The best orphan books 📚

Browse the best books on orphans as recommended by authors, experts, and creators. Along with notes on why they recommend those books.

Coming Fall 2022: The ability to sort this list by genre (signup here to follow our story as we build a better way to discover books).

Book cover of Anne of Green Gables

Anne of Green Gables

By L.M. Montgomery

Why this book?

Anne Shirley is a kindred spirit. Like the other over-achievers I’ve fallen in love with, Anne has to overcome social biases in order to succeed. She is a girl, a red-head and an orphan, all of which are held against her unfairly. But she doesn’t let the injustices dampen her spirits. This is the book I re-read every summer because it reminds me of home (I’m originally a Maritimer). It also reminds me of childhood and the magic of stories.

From the list:

The best books for over-achievers

When you buy a book we may earn a small commission.

Book cover of The Wolf's Curse

The Wolf's Curse

By Jessica Vitalis

Why this book?

I love this magical story with fairy tale vibes. A young boy, Gauge, is shunned by his village for being a Voyant, able to see the dreaded Wolf known to steal people's souls. Told from the omniscient perspective of the Wolf, who is misunderstood by the superstitious folk, this story is a beautiful tale of love, friendship, grief, and community. When Gauge's beloved grandfather dies, he is left to navigate his grief and mourning on his own, but soon makes friends with a village girl, Roux. The two help each other while uncovering the true secret of Wolf's role in…

From the list:

The best new middle grade books about animal and human friendships

When you buy a book we may earn a small commission.

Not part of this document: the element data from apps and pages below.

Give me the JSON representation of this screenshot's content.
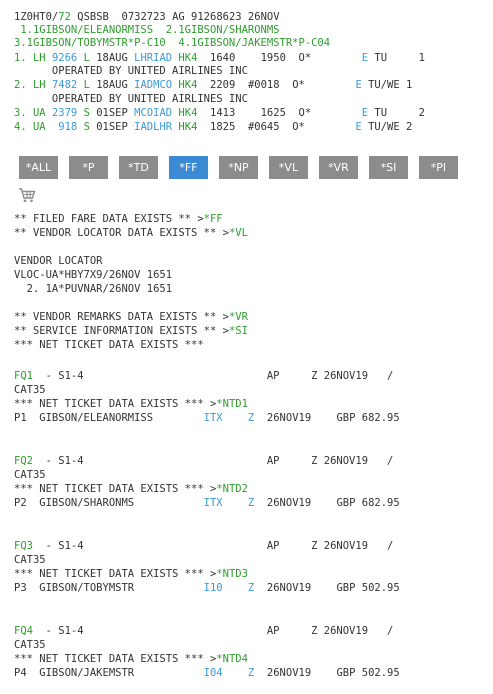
{
  "header": {
    "rec": "1Z0HT0/",
    "count": "72",
    "agency": " QSBSB  0732723 AG 91268623 26NOV"
  },
  "names": [
    " 1.1GIBSON/ELEANORMISS  2.1GIBSON/SHARONMS",
    "3.1GIBSON/TOBYMSTR*P-C10  4.1GIBSON/JAKEMSTR*P-C04"
  ],
  "segments": [
    {
      "a": "1. LH ",
      "flt": "9266",
      "b": " ",
      "cls": "L",
      "c": " 18AUG ",
      "route": "LHRIAD",
      "d": " ",
      "st": "HK4",
      "e": "  1640    1950  O*        ",
      "eq": "E",
      "f": " TU     1"
    },
    {
      "a": "2. LH ",
      "flt": "7482",
      "b": " ",
      "cls": "L",
      "c": " 18AUG ",
      "route": "IADMCO",
      "d": " ",
      "st": "HK4",
      "e": "  2209  #0018  O*        ",
      "eq": "E",
      "f": " TU/WE 1"
    },
    {
      "a": "3. UA ",
      "flt": "2379",
      "b": " ",
      "cls": "S",
      "c": " 01SEP ",
      "route": "MCOIAD",
      "d": " ",
      "st": "HK4",
      "e": "  1413    1625  O*        ",
      "eq": "E",
      "f": " TU     2"
    },
    {
      "a": "4. UA  ",
      "flt": "918",
      "b": " ",
      "cls": "S",
      "c": " 01SEP ",
      "route": "IADLHR",
      "d": " ",
      "st": "HK4",
      "e": "  1825  #0645  O*        ",
      "eq": "E",
      "f": " TU/WE 2"
    }
  ],
  "operated": "      OPERATED BY UNITED AIRLINES INC",
  "toolbar": [
    "*ALL",
    "*P",
    "*TD",
    "*FF",
    "*NP",
    "*VL",
    "*VR",
    "*SI",
    "*PI"
  ],
  "lines": {
    "ff": "** FILED FARE DATA EXISTS ** >",
    "ff_link": "*FF",
    "vl": "** VENDOR LOCATOR DATA EXISTS ** >",
    "vl_link": "*VL",
    "vloc_title": "VENDOR LOCATOR",
    "vloc1": "VLOC-UA*HBY7X9/26NOV 1651",
    "vloc2": "  2. 1A*PUVNAR/26NOV 1651",
    "vr": "** VENDOR REMARKS DATA EXISTS ** >",
    "vr_link": "*VR",
    "si": "** SERVICE INFORMATION EXISTS ** >",
    "si_link": "*SI",
    "net": "*** NET TICKET DATA EXISTS ***"
  },
  "fares": [
    {
      "fq": "FQ1",
      "fq_rest": "  - S1-4                             AP     Z 26NOV19   /",
      "cat": "CAT35",
      "net": "*** NET TICKET DATA EXISTS *** >",
      "ntd": "*NTD1",
      "p": "P1  GIBSON/ELEANORMISS        ",
      "code": "ITX",
      "z": "Z",
      "date": "26NOV19",
      "gbp": "GBP 682.95"
    },
    {
      "fq": "FQ2",
      "fq_rest": "  - S1-4                             AP     Z 26NOV19   /",
      "cat": "CAT35",
      "net": "*** NET TICKET DATA EXISTS *** >",
      "ntd": "*NTD2",
      "p": "P2  GIBSON/SHARONMS           ",
      "code": "ITX",
      "z": "Z",
      "date": "26NOV19",
      "gbp": "GBP 682.95"
    },
    {
      "fq": "FQ3",
      "fq_rest": "  - S1-4                             AP     Z 26NOV19   /",
      "cat": "CAT35",
      "net": "*** NET TICKET DATA EXISTS *** >",
      "ntd": "*NTD3",
      "p": "P3  GIBSON/TOBYMSTR           ",
      "code": "I10",
      "z": "Z",
      "date": "26NOV19",
      "gbp": "GBP 502.95"
    },
    {
      "fq": "FQ4",
      "fq_rest": "  - S1-4                             AP     Z 26NOV19   /",
      "cat": "CAT35",
      "net": "*** NET TICKET DATA EXISTS *** >",
      "ntd": "*NTD4",
      "p": "P4  GIBSON/JAKEMSTR           ",
      "code": "I04",
      "z": "Z",
      "date": "26NOV19",
      "gbp": "GBP 502.95"
    }
  ]
}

Book cover of The Scorpio Races

The Scorpio Races

By Maggie Stiefvater

Why this book?

Each November the Scorpio Races are run—a race of mythological “water horses” that are more likely to drown and kill their riders than they are to run to the finish line. Only males compete in the races, until now. Puck Connolly, the first girl to ever ride, was thrown in by chance, unprepared, but doesn’t have much of a choice. The author describes these terrifying equine “water horses” as a cross between a velociraptor and the rankest Thoroughbred race horse you can imagine, but somehow manages to make the reader love them. This fantasy is so realistically drawn, I’d think…

From the list:

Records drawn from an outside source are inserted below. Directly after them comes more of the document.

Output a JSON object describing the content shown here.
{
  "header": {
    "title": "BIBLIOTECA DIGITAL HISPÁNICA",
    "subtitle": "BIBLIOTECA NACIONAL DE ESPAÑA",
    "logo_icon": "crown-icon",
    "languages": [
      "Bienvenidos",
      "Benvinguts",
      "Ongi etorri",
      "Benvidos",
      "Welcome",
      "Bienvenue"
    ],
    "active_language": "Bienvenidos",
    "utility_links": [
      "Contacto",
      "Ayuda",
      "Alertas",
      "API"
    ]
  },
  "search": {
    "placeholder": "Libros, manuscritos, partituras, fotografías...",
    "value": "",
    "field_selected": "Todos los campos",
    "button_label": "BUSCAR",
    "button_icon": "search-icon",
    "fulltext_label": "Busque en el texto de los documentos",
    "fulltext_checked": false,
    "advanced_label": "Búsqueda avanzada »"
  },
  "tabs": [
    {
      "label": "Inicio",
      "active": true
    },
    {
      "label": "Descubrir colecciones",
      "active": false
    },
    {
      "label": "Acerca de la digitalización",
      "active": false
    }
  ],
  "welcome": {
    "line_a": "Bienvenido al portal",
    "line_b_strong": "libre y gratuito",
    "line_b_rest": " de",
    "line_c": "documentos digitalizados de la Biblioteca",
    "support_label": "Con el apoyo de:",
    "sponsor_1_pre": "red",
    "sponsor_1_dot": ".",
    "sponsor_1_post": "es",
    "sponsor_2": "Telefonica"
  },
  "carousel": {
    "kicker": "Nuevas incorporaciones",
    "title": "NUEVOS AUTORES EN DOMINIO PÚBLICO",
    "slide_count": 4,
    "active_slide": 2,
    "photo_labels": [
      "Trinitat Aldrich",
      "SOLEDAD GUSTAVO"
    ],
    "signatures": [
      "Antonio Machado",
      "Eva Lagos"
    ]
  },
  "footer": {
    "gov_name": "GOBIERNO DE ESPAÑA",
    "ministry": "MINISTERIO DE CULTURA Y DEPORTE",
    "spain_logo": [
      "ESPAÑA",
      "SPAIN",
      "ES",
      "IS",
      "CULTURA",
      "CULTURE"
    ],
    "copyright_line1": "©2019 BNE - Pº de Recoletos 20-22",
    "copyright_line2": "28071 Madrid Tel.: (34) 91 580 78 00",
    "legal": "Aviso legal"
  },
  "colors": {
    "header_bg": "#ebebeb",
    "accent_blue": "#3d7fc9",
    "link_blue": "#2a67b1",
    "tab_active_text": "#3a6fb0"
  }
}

The best equestrian-themed books to satisfy your horse story cravings

When you buy a book we may earn a small commission.

Book cover of The Graveyard Book

The Graveyard Book

By Neil Gaiman, Dave McKean

Why this book?

The clue is in the title, but with Neil Gaiman you always get more. What is great about Neil Gaiman’s stories is the way he balances the ordinary with the unusual, but what I love about his writing is that invariably I connect with the characters and they have an emotional heft. Bod Owens is a perfect example of that. (and what a clever name!) I challenge you to spend time in Bod’s world and not be affected by his story: it’s just not possible. You’ll find yourself desperately hoping Bod succeeds in achieving his dreams.

From the list:

The best books set in graveyards

When you buy a book we may earn a small commission.

Book cover of Edgeland

Edgeland

By Jake Halpern, Peter Kujawinski

Why this book?

I found Edgeland after hearing an interview with the authors. Their book sounded so incredibly creative that I had to pick up a copy. The story is about an orphan, Wren, banished from the House of Aron and left to live on the streets. Wren struggles to find safety and security while her friend, Alec, both age 12, has risen from apprentice to a high-ranking position within House Aron. The comparison of their lives are in stark contrast from Alec living with safety and security, to Wren seeking to find her place with the banished and forgotten. But the really…

From the list:

The most exciting middle-grade adventure novels you’ll ever read

When you buy a book we may earn a small commission.

Book cover of The Lies of Locke Lamora

The Lies of Locke Lamora

By Scott Lynch

Why this book?

Reminiscent of a Dickens novel, Lies is a stylishly written jaunt into a rotting canal city packed full of gangsters, tricksters, and strange Eldren ruins. It follows a tight crew of young, talented shysters as they attempt to pull increasingly elaborate and dangerous confidence scams on the nobility, and end up embroiled in the sinister plot of a madman named the Grey King. There are no true battles here. The conflict inhabits a much narrower, more personal level. It’s concerned with intimate back alley backstabbings, rooftop chases, and tense confrontations with despicable gang bosses. A barrel of horse urine stands…

From the list:

The best fights in fantasy: five authors who have mastered the art of writing fight scenes

When you buy a book we may earn a small commission.

Or, view all 91 books about orphans

New book lists about orphans

All book lists about orphans

Bookshelves related to orphans

Browse books by…